A company-wide sustainability management system was created and put in place.
TSC created and implemented policies and procedures that will ensure a continual focus on, and strengthening of responsible and sustainable business practices.
TSC’s Sustainability Committee designed and implemented a supply chain due diligence system for manufacturers and gemstone suppliers.
The company’s full staff was trained in applicable laws, TSC policies and procedures, product disclosures, and in general, a comprehensive understanding of the sustainability “mindset” required in all areas of the TSC business.
TSC began communications about our sustainability program not only with suppliers, but also with clients and retail partners.
TSC has published this new Sustainability section on our website that will provide ongoing updates and visibility in to TSC’s policies, products, and state of progress in the development of its program and practices.
An ongoing, year-round oversight schedule was designed to monitor compliance and the progress of goals.
Philanthropy in 2020
Temple St. Clair has a tradition of giving back by supporting initiatives that are close to our hearts in community, conservation and art. In 2020, we supported the following initiatives:
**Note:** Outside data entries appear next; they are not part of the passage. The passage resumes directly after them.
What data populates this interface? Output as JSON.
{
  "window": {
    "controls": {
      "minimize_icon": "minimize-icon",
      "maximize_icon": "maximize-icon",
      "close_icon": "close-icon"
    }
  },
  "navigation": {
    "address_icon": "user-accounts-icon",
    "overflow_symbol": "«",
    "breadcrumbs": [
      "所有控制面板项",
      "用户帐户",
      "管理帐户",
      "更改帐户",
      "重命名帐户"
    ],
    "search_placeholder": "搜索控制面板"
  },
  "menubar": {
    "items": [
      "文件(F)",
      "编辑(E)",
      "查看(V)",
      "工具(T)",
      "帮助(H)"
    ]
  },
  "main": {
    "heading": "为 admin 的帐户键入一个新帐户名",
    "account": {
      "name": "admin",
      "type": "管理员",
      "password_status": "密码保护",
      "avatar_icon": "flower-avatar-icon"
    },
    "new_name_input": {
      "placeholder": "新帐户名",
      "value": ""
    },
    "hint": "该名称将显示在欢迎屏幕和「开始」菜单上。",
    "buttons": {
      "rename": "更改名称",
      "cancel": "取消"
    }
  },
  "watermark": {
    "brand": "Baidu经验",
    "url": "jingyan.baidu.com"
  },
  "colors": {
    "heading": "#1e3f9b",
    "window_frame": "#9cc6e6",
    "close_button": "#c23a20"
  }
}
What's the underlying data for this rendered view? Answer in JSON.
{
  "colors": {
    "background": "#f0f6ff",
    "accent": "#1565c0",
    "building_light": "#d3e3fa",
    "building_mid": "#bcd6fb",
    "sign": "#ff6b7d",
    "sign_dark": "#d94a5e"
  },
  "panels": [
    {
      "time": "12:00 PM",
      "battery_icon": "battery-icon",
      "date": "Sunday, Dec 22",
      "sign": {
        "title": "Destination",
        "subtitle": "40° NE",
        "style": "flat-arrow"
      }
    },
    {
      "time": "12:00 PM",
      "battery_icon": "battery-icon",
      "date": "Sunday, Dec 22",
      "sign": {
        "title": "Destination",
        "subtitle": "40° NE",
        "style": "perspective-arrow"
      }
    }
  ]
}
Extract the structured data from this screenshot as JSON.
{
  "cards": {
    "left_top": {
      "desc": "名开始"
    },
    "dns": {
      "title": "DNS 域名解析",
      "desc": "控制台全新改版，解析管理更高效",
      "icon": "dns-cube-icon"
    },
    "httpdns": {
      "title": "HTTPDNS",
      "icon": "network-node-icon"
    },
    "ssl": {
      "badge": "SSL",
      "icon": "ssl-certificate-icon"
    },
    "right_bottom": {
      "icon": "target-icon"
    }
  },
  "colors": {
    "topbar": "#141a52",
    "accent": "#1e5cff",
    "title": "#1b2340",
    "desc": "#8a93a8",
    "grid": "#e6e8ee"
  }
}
SAFH Services and Food for the Homeless - Throughout the early COVID spike and further in to the pandemic, food banks in New York City have been overwhelmed with those in need. TSC gave a gift to SAFH that provided three months worth of meals to the homeless.
Big Life Foundation – Since 2019, Temple has been a member of Big Life’s Advisory Board. In 2020, Temple St. Clair donated funds that support full annual salaries for 21 rangers that work to protect wild life and lands in the Amboseli-Tsavo-Kilimanjaro ecosystem. This gift extends to the annual support 210 of the rangers’ family members in the Maasai community.
Lion Guardians – TSC provided an annual gift to Lion Guardians. Support to this Kenyan-based conservation organization provides local Maasai tribes with tools to effectively mitigate conflicts between people and wildlife, to monitor lion populations, and to help their own communities live with lions.
NarrativeMagazine.org - Narrative supports literacy, the literary arts and provides an extensive free online library to readers and teachers around the world. TSC provides ongoing support to Narrative and re-launched the “Tell Me A Story” Pendant. Proceeds from the pendant go to Narrative.
The Yard at Martha's Vineyard – Providing Creation Residencies for artists. This unique residency program provides room, board, transport, and stipend to both upcoming and established artists from around the world to live, work, create and perform on the Yard’s campus. Temple & her husband, a former modern dancer have been involved in supporting dance and choreography for decades.
Read more about Temple St. Clair’s philanthropic endeavors.
Key Goals for 2021
Instill an ongoing Sustainability “mindset” throughout the TSC culture.
Establish that a minimum 90% of gemstones in TSC jewelry are deemed “responsible & sustainable” through proper documentation or otherwise reliable forms of verification. Our goal will be 100% compliance by the end of 2021.
Forge relationships with NGO’s that can support TSC’s suppliers in establishing sustainability “frameworks” that ensure greater confidence in supply chain practices.
Ensure that TSC shipping and packaging supplies are composed of eco-friendly materials. Require that our suppliers ship to us with only recyclable and/or compostable materials.
Working towards 100% plastic free workplace. Actively seeking alternatives to plastic bag usage for jewelry storage.
Eliminate personal single-use plastics in the workplace, particularly take-out containers. To help the TSC team achieve this goal, we will work to identify local vendors that provide sustainable delivery systems.
Review and upgrade (where possible) office lighting, AC, heating, electrical, and appliances for those with optimal energy efficiency.
Expand our philanthropic focus to create evergreen initiatives that continue to support community, conservation and art.